The reason that this works is because of the pimento seeds (which I discovered are allspice after 10 minutes of standing in the spice aisle) and the thyme. The thyme plays with whatever earthiness is in the beer as a result of the hopping as an aroma, while the allspice comes through in the heat at the back of the palate. Now this makes a great deal of sense as a pairing because the heat from the Scotch Bonnet is just enough to make you want a mouthful of a cold beer. The spice mix from the Pumpkin beer chases the heat with the carbonation, but from a sensory standpoint it lends even more depth to the curry by suggesting spices that it doesn’t necessarily contain.

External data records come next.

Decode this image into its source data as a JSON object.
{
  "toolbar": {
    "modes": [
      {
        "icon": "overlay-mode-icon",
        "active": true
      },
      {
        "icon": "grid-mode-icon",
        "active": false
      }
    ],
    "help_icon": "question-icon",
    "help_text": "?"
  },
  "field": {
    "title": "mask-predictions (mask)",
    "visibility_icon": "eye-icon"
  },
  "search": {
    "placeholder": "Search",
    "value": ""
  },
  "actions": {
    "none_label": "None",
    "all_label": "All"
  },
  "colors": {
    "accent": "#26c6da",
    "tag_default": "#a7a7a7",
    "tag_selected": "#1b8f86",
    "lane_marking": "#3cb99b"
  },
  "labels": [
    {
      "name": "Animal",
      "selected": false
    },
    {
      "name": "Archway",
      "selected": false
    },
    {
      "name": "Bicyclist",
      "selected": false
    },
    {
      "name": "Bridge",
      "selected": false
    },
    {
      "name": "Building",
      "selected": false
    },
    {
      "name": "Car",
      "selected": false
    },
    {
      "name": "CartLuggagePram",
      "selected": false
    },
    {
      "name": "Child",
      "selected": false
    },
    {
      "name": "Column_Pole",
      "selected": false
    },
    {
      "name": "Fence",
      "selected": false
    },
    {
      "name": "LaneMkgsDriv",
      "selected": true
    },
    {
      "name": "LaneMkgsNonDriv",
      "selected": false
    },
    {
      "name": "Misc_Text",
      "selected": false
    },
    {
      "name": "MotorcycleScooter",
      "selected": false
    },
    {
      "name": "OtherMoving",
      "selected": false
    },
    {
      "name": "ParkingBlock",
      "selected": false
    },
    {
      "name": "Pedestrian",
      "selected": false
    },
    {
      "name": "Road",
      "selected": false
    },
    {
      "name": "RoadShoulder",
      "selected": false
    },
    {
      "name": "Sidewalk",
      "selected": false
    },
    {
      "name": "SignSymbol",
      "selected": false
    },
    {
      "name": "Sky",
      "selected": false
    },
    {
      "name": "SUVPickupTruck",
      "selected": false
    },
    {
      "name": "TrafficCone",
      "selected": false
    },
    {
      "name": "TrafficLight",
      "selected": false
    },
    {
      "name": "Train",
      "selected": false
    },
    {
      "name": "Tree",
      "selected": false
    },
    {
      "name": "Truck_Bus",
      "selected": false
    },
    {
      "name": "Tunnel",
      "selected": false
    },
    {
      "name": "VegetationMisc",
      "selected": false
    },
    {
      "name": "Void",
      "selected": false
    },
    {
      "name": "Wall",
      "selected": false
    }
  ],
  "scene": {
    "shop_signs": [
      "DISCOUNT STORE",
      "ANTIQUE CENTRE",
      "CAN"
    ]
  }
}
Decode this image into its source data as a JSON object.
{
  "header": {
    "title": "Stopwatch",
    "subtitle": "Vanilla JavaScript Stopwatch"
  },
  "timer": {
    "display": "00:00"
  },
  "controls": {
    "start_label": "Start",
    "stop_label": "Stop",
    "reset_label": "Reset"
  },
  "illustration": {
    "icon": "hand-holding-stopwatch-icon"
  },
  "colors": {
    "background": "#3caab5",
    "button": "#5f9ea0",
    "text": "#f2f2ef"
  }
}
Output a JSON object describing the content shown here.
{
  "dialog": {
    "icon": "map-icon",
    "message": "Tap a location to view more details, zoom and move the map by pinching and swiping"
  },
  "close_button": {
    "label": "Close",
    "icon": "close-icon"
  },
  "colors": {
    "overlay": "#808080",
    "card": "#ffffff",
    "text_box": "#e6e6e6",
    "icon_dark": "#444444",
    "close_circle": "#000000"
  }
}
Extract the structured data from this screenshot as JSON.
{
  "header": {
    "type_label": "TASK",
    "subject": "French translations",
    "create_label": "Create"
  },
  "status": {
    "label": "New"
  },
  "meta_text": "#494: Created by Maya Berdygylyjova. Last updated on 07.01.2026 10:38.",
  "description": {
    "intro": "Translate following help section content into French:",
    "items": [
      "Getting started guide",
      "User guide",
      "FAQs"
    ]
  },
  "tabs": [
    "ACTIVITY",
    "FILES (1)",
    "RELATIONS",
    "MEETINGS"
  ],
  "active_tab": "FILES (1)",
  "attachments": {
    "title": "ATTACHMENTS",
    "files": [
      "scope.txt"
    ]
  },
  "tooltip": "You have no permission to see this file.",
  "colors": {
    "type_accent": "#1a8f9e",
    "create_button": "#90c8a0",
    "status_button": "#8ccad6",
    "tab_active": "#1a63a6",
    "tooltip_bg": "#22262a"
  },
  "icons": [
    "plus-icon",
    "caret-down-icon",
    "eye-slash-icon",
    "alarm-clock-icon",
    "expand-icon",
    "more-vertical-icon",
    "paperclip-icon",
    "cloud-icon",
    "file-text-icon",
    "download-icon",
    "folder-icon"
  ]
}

Salting slightly higher than normal is not a bad idea because of the steamed rice and the constrasting sugars in the beer.
Now, when I mentioned I might be doing this on facebook, Garrett Oliver from Brooklyn suggested that you’d probably want quite a sweet pumpkin beer if you were going to pair with Jamaican food. I can certainly see how he would have been right if we’d gone with jerk chicken. Because we went with curry, I think that the slightly wheaty finish on the Nightmare on Mill Street works pretty well. Also, from the standpoint of personal preference, I have to suggest that you really want a lighter alcohol pumpkin beer than some of the monsters out there. The dish is spicy enough that you are likely to want more than one beer with it. Safety first.
And this is what it looks like when you do it at home and are not interested in plating. Still tasty.
WHAT DID WE LEARN
1) The proper soundtrack for this dish is Jimmy Cliff’s The Harder They Come
2) La-Toya Fagon knows what she’s doing, which is not exactly a surprise since she always struck me as extremely competent. She managed to steer me to a more complex pairing from a less complex one. Good eye, and I think a good appreciation of what I’m trying to do.
3) If it says ½ scotch bonnet, don’t go adding a whole one, especially if you’re new to the flavour profile. I know you probably won’t have anything you can use the other half in, so just discard it. I mean, it cost you 10 cents, so this is no time to be miserly.